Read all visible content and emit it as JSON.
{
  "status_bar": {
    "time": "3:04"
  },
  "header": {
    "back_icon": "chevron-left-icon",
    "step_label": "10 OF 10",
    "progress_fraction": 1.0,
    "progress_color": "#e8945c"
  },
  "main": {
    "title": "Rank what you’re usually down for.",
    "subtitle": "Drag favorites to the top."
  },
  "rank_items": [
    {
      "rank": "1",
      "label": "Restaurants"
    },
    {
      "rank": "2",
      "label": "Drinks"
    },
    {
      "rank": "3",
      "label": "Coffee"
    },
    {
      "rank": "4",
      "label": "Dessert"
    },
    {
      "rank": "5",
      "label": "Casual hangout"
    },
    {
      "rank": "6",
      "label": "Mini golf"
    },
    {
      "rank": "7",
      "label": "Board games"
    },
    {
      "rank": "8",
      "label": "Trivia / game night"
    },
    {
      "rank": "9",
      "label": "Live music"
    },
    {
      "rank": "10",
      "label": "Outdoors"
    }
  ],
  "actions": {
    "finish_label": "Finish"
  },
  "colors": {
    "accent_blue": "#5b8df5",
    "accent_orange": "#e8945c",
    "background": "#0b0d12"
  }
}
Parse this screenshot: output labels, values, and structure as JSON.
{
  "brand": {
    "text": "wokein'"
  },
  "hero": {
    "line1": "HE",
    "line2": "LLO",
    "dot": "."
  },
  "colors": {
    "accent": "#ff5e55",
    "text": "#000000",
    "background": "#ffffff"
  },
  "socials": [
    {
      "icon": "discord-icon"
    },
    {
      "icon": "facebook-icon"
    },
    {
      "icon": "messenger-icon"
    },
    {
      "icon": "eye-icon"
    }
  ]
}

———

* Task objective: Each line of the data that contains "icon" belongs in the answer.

* Answer box:
    "back_icon": "chevron-left-icon",
      "icon": "discord-icon"
      "icon": "facebook-icon"
      "icon": "messenger-icon"
      "icon": "eye-icon"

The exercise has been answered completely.